in The Nation With the Soul of a Church, Chapter 4
Harper & Row, 1975
Sidney Mead (1904-) is a distinguished American church historian and a onetime president of the UU theological school, Meadville/Lombard.
This essay serves as an introduction to polity issues in North America. Mead sets the polity issue of particular religious groups into the wider question of the “polity” of the United States. (We should remember there is a far different historical context in Canada – see Phillip Hewett’s Unitarians in Canada,)
The essay poses the issue of how churches and state relate and what secularism truly is. In what way can we call civil government religious? Does the polity of particular denominations influence the expectations and goals of church groups in their relatedness to the state? The chapter also raises the intriguing question of how much theological schools influence American churches. Could it be that the volunteerism, the important role of laity in most parish structures, and the very organization of American religious societies tend to make polity in reality a far more important determinant of how churches actually are than theological ideas and creedo.

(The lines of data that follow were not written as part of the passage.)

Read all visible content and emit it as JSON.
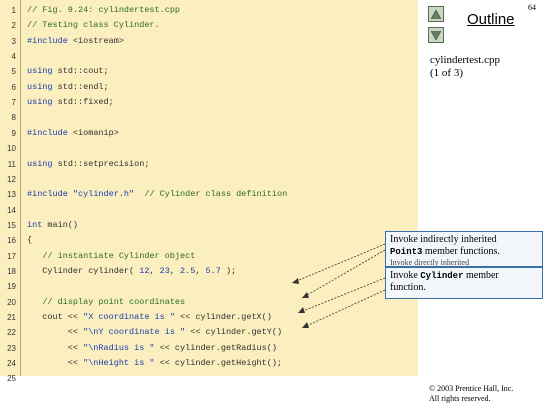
{
  "slide_number": "64",
  "outline": {
    "title": "Outline",
    "file": "cylindertest.cpp",
    "page": "(1 of 3)"
  },
  "code_lines": [
    {
      "n": "1",
      "parts": [
        {
          "t": "// Fig. 9.24: cylindertest.cpp",
          "c": "cm"
        }
      ]
    },
    {
      "n": "2",
      "parts": [
        {
          "t": "// Testing class Cylinder.",
          "c": "cm"
        }
      ]
    },
    {
      "n": "3",
      "parts": [
        {
          "t": "#include",
          "c": "kw"
        },
        {
          "t": " <iostream>",
          "c": ""
        }
      ]
    },
    {
      "n": "4",
      "parts": []
    },
    {
      "n": "5",
      "parts": [
        {
          "t": "using",
          "c": "kw"
        },
        {
          "t": " std::cout;",
          "c": ""
        }
      ]
    },
    {
      "n": "6",
      "parts": [
        {
          "t": "using",
          "c": "kw"
        },
        {
          "t": " std::endl;",
          "c": ""
        }
      ]
    },
    {
      "n": "7",
      "parts": [
        {
          "t": "using",
          "c": "kw"
        },
        {
          "t": " std::fixed;",
          "c": ""
        }
      ]
    },
    {
      "n": "8",
      "parts": []
    },
    {
      "n": "9",
      "parts": [
        {
          "t": "#include",
          "c": "kw"
        },
        {
          "t": " <iomanip>",
          "c": ""
        }
      ]
    },
    {
      "n": "10",
      "parts": []
    },
    {
      "n": "11",
      "parts": [
        {
          "t": "using",
          "c": "kw"
        },
        {
          "t": " std::setprecision;",
          "c": ""
        }
      ]
    },
    {
      "n": "12",
      "parts": []
    },
    {
      "n": "13",
      "parts": [
        {
          "t": "#include",
          "c": "kw"
        },
        {
          "t": " ",
          "c": ""
        },
        {
          "t": "\"cylinder.h\"",
          "c": "st"
        },
        {
          "t": "  ",
          "c": ""
        },
        {
          "t": "// Cylinder class definition",
          "c": "cm"
        }
      ]
    },
    {
      "n": "14",
      "parts": []
    },
    {
      "n": "15",
      "parts": [
        {
          "t": "int",
          "c": "kw"
        },
        {
          "t": " main()",
          "c": ""
        }
      ]
    },
    {
      "n": "16",
      "parts": [
        {
          "t": "{",
          "c": ""
        }
      ]
    },
    {
      "n": "17",
      "parts": [
        {
          "t": "   ",
          "c": ""
        },
        {
          "t": "// instantiate Cylinder object",
          "c": "cm"
        }
      ]
    },
    {
      "n": "18",
      "parts": [
        {
          "t": "   Cylinder cylinder( ",
          "c": ""
        },
        {
          "t": "12",
          "c": "nm"
        },
        {
          "t": ", ",
          "c": ""
        },
        {
          "t": "23",
          "c": "nm"
        },
        {
          "t": ", ",
          "c": ""
        },
        {
          "t": "2.5",
          "c": "nm"
        },
        {
          "t": ", ",
          "c": ""
        },
        {
          "t": "5.7",
          "c": "nm"
        },
        {
          "t": " );",
          "c": ""
        }
      ]
    },
    {
      "n": "19",
      "parts": []
    },
    {
      "n": "20",
      "parts": [
        {
          "t": "   ",
          "c": ""
        },
        {
          "t": "// display point coordinates",
          "c": "cm"
        }
      ]
    },
    {
      "n": "21",
      "parts": [
        {
          "t": "   cout << ",
          "c": ""
        },
        {
          "t": "\"X coordinate is \"",
          "c": "st"
        },
        {
          "t": " << cylinder.getX()",
          "c": ""
        }
      ]
    },
    {
      "n": "22",
      "parts": [
        {
          "t": "        << ",
          "c": ""
        },
        {
          "t": "\"\\nY coordinate is \"",
          "c": "st"
        },
        {
          "t": " << cylinder.getY()",
          "c": ""
        }
      ]
    },
    {
      "n": "23",
      "parts": [
        {
          "t": "        << ",
          "c": ""
        },
        {
          "t": "\"\\nRadius is \"",
          "c": "st"
        },
        {
          "t": " << cylinder.getRadius()",
          "c": ""
        }
      ]
    },
    {
      "n": "24",
      "parts": [
        {
          "t": "        << ",
          "c": ""
        },
        {
          "t": "\"\\nHeight is \"",
          "c": "st"
        },
        {
          "t": " << cylinder.getHeight();",
          "c": ""
        }
      ]
    },
    {
      "n": "25",
      "parts": []
    }
  ],
  "callouts": {
    "first": {
      "line1": "Invoke indirectly inherited",
      "code": "Point3",
      "line2_rest": " member functions.",
      "overlap": "Invoke directly inherited"
    },
    "second": {
      "pre": "Invoke ",
      "code": "Cylinder",
      "post": " member",
      "line2": "function."
    }
  },
  "copyright": {
    "line1": "© 2003 Prentice Hall, Inc.",
    "line2": "All rights reserved."
  },
  "colors": {
    "code_background": "#fbefbf",
    "comment": "#2e6b2e",
    "keyword": "#1b3cb0",
    "callout_border": "#3a6fa8"
  },
  "icons": [
    "up-arrow-icon",
    "down-arrow-icon"
  ]
}
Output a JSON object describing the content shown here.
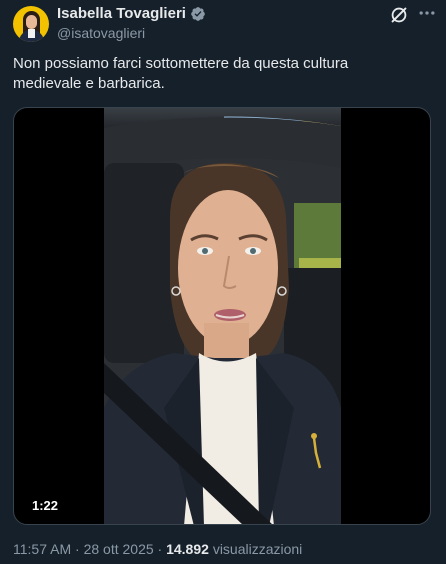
{
  "tweet": {
    "author_name": "Isabella Tovaglieri",
    "author_handle": "@isatovaglieri",
    "text": "Non possiamo farci sottomettere da questa cultura\nmedievale e barbarica.",
    "video_duration": "1:22",
    "time": "11:57 AM",
    "separator": "·",
    "date": "28 ott 2025",
    "views_count": "14.892",
    "views_label": "visualizzazioni"
  },
  "icons": {
    "verified": "verified-badge-icon",
    "grok": "grok-icon",
    "more": "more-icon"
  },
  "colors": {
    "background": "#15202b",
    "verified_blue": "#1d9bf0",
    "avatar_bg": "#f2c200",
    "muted_text": "#8b98a5"
  }
}
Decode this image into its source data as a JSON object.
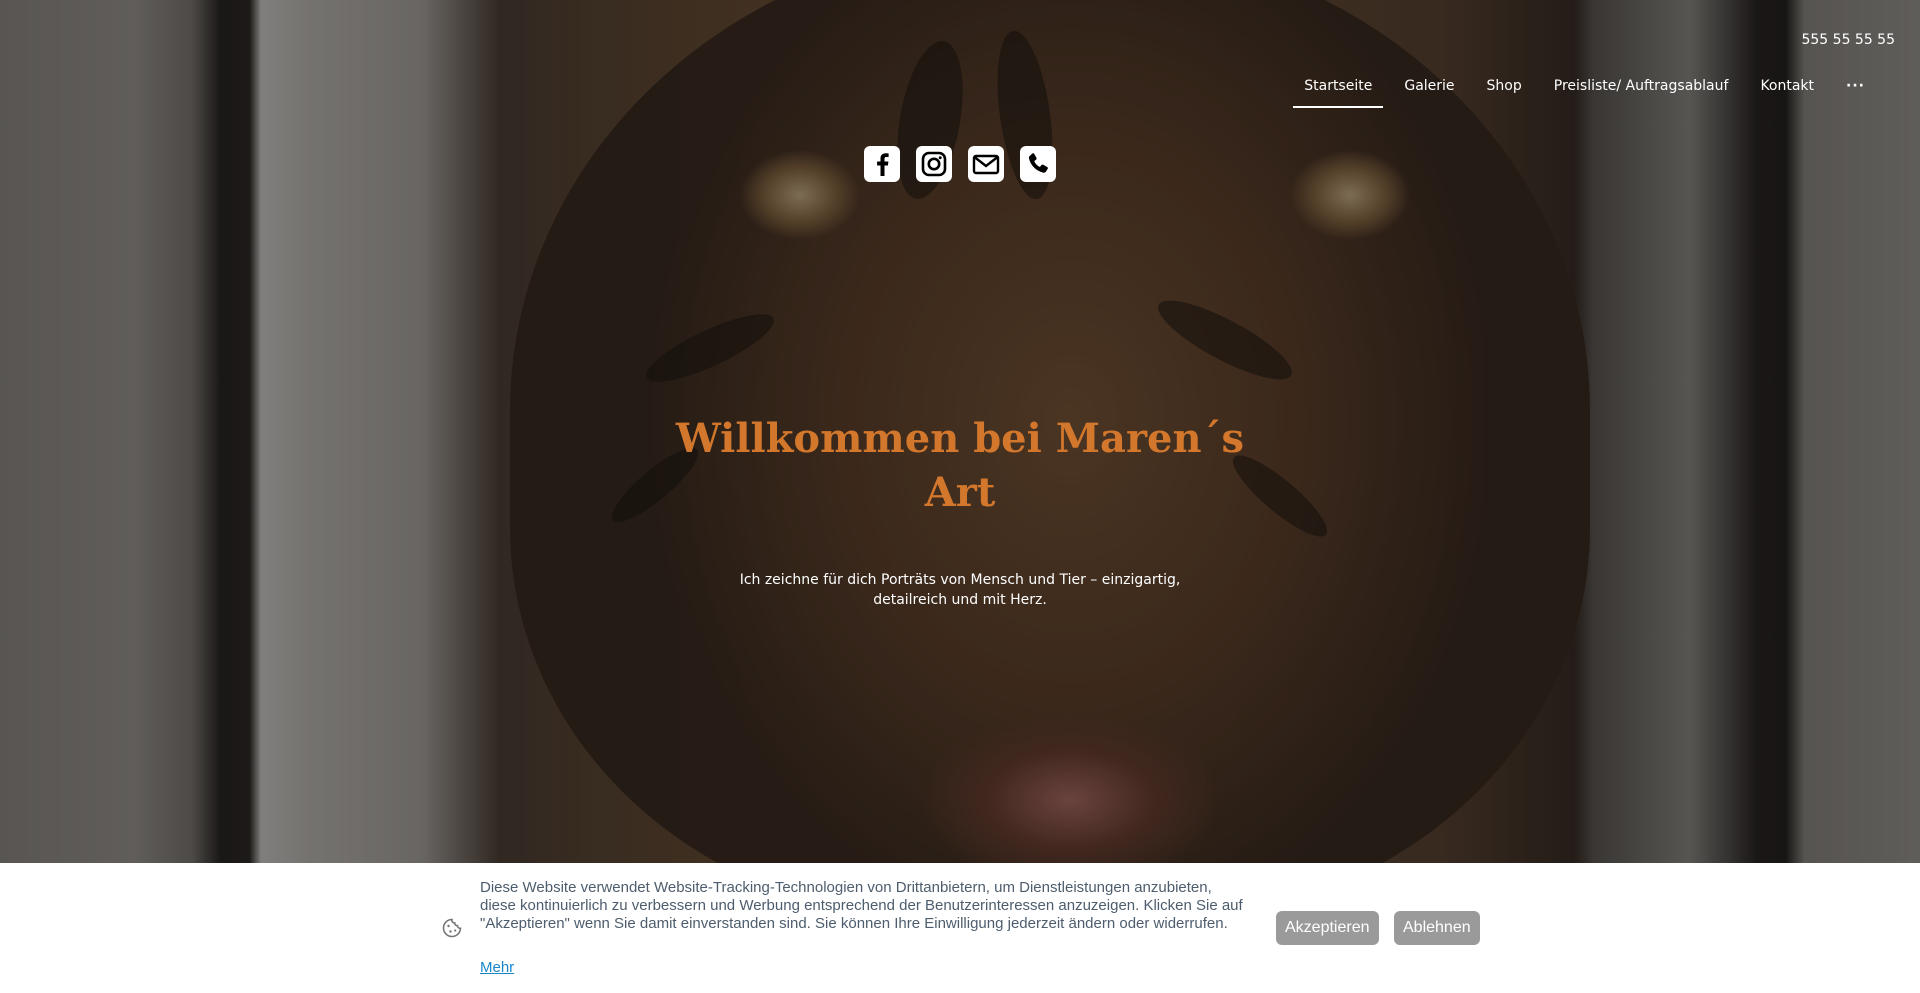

This chapter is also available in article form through many online journal indexers, such as JSTOR; however, these often require an academic affiliation to access. The full citation information for the journal article is as follows: “The ‘Nation with the Soul of a Church,'” Sidney E. Mead, Church History, Vol. 36, No. 3 (Sep., 1967), pp. 262-283. An abstract of the article, as well as ordering information, can be found at Cambridge University Press Journals.